**WORK TO BE COMPLETED**
Could you write out all the records once more, exactly?

______________________________

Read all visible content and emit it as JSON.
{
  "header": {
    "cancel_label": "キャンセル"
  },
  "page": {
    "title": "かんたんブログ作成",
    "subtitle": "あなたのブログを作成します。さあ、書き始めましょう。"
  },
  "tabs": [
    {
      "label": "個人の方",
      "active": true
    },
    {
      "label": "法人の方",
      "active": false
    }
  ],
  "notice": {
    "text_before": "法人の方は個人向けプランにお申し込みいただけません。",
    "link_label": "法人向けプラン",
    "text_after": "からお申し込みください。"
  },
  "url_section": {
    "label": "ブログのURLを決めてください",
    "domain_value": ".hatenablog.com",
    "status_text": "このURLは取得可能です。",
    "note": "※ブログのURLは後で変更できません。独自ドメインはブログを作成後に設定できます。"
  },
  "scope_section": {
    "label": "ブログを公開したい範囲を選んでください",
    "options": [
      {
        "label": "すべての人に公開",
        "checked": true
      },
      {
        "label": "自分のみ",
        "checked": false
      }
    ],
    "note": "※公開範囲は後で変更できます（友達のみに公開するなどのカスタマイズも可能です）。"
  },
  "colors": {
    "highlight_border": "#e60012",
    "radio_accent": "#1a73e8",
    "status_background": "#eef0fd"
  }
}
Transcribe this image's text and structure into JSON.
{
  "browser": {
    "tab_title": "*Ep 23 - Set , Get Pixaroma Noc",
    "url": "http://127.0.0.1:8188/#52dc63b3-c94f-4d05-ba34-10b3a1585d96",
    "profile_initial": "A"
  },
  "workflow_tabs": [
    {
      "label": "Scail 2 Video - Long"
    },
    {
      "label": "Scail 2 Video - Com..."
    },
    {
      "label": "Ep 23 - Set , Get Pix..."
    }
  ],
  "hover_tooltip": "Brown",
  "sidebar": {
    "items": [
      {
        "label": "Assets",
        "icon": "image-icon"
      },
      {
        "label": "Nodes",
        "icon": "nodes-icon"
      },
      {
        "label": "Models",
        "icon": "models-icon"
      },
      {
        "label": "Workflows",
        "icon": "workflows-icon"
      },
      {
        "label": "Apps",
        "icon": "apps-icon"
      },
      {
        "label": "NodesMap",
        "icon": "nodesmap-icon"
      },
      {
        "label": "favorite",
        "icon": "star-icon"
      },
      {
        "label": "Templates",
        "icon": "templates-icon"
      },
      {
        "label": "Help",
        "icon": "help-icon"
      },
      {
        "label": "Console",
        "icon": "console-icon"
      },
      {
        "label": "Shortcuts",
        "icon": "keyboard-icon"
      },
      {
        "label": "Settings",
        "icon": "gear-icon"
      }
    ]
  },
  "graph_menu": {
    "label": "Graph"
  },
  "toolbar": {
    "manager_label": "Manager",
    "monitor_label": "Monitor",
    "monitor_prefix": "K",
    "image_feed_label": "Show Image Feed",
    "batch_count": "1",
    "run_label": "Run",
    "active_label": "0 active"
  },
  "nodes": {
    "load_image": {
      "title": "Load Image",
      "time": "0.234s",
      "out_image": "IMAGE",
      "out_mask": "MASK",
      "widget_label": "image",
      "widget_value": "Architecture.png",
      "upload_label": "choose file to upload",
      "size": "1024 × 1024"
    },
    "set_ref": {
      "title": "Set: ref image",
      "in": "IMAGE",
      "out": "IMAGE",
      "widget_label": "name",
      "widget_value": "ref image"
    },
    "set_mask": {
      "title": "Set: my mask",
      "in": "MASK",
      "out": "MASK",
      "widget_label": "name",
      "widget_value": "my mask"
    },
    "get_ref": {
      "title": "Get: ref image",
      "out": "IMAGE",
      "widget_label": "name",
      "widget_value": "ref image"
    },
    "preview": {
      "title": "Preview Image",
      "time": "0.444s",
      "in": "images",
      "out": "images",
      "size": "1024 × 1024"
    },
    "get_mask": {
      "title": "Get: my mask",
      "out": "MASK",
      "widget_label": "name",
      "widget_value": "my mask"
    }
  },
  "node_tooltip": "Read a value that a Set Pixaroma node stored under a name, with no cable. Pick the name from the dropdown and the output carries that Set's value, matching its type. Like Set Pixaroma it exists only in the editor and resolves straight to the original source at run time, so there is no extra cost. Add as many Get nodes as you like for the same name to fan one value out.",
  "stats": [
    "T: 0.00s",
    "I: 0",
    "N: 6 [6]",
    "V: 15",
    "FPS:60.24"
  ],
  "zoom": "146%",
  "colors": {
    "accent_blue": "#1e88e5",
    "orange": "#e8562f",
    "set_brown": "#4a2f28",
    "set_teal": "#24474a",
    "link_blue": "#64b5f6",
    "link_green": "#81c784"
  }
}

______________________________

**SOLUTION TO THIS TASK**
Read all visible content and emit it as JSON.
{
  "header": {
    "cancel_label": "キャンセル"
  },
  "page": {
    "title": "かんたんブログ作成",
    "subtitle": "あなたのブログを作成します。さあ、書き始めましょう。"
  },
  "tabs": [
    {
      "label": "個人の方",
      "active": true
    },
    {
      "label": "法人の方",
      "active": false
    }
  ],
  "notice": {
    "text_before": "法人の方は個人向けプランにお申し込みいただけません。",
    "link_label": "法人向けプラン",
    "text_after": "からお申し込みください。"
  },
  "url_section": {
    "label": "ブログのURLを決めてください",
    "domain_value": ".hatenablog.com",
    "status_text": "このURLは取得可能です。",
    "note": "※ブログのURLは後で変更できません。独自ドメインはブログを作成後に設定できます。"
  },
  "scope_section": {
    "label": "ブログを公開したい範囲を選んでください",
    "options": [
      {
        "label": "すべての人に公開",
        "checked": true
      },
      {
        "label": "自分のみ",
        "checked": false
      }
    ],
    "note": "※公開範囲は後で変更できます（友達のみに公開するなどのカスタマイズも可能です）。"
  },
  "colors": {
    "highlight_border": "#e60012",
    "radio_accent": "#1a73e8",
    "status_background": "#eef0fd"
  }
}
Transcribe this image's text and structure into JSON.
{
  "browser": {
    "tab_title": "*Ep 23 - Set , Get Pixaroma Noc",
    "url": "http://127.0.0.1:8188/#52dc63b3-c94f-4d05-ba34-10b3a1585d96",
    "profile_initial": "A"
  },
  "workflow_tabs": [
    {
      "label": "Scail 2 Video - Long"
    },
    {
      "label": "Scail 2 Video - Com..."
    },
    {
      "label": "Ep 23 - Set , Get Pix..."
    }
  ],
  "hover_tooltip": "Brown",
  "sidebar": {
    "items": [
      {
        "label": "Assets",
        "icon": "image-icon"
      },
      {
        "label": "Nodes",
        "icon": "nodes-icon"
      },
      {
        "label": "Models",
        "icon": "models-icon"
      },
      {
        "label": "Workflows",
        "icon": "workflows-icon"
      },
      {
        "label": "Apps",
        "icon": "apps-icon"
      },
      {
        "label": "NodesMap",
        "icon": "nodesmap-icon"
      },
      {
        "label": "favorite",
        "icon": "star-icon"
      },
      {
        "label": "Templates",
        "icon": "templates-icon"
      },
      {
        "label": "Help",
        "icon": "help-icon"
      },
      {
        "label": "Console",
        "icon": "console-icon"
      },
      {
        "label": "Shortcuts",
        "icon": "keyboard-icon"
      },
      {
        "label": "Settings",
        "icon": "gear-icon"
      }
    ]
  },
  "graph_menu": {
    "label": "Graph"
  },
  "toolbar": {
    "manager_label": "Manager",
    "monitor_label": "Monitor",
    "monitor_prefix": "K",
    "image_feed_label": "Show Image Feed",
    "batch_count": "1",
    "run_label": "Run",
    "active_label": "0 active"
  },
  "nodes": {
    "load_image": {
      "title": "Load Image",
      "time": "0.234s",
      "out_image": "IMAGE",
      "out_mask": "MASK",
      "widget_label": "image",
      "widget_value": "Architecture.png",
      "upload_label": "choose file to upload",
      "size": "1024 × 1024"
    },
    "set_ref": {
      "title": "Set: ref image",
      "in": "IMAGE",
      "out": "IMAGE",
      "widget_label": "name",
      "widget_value": "ref image"
    },
    "set_mask": {
      "title": "Set: my mask",
      "in": "MASK",
      "out": "MASK",
      "widget_label": "name",
      "widget_value": "my mask"
    },
    "get_ref": {
      "title": "Get: ref image",
      "out": "IMAGE",
      "widget_label": "name",
      "widget_value": "ref image"
    },
    "preview": {
      "title": "Preview Image",
      "time": "0.444s",
      "in": "images",
      "out": "images",
      "size": "1024 × 1024"
    },
    "get_mask": {
      "title": "Get: my mask",
      "out": "MASK",
      "widget_label": "name",
      "widget_value": "my mask"
    }
  },
  "node_tooltip": "Read a value that a Set Pixaroma node stored under a name, with no cable. Pick the name from the dropdown and the output carries that Set's value, matching its type. Like Set Pixaroma it exists only in the editor and resolves straight to the original source at run time, so there is no extra cost. Add as many Get nodes as you like for the same name to fan one value out.",
  "stats": [
    "T: 0.00s",
    "I: 0",
    "N: 6 [6]",
    "V: 15",
    "FPS:60.24"
  ],
  "zoom": "146%",
  "colors": {
    "accent_blue": "#1e88e5",
    "orange": "#e8562f",
    "set_brown": "#4a2f28",
    "set_teal": "#24474a",
    "link_blue": "#64b5f6",
    "link_green": "#81c784"
  }
}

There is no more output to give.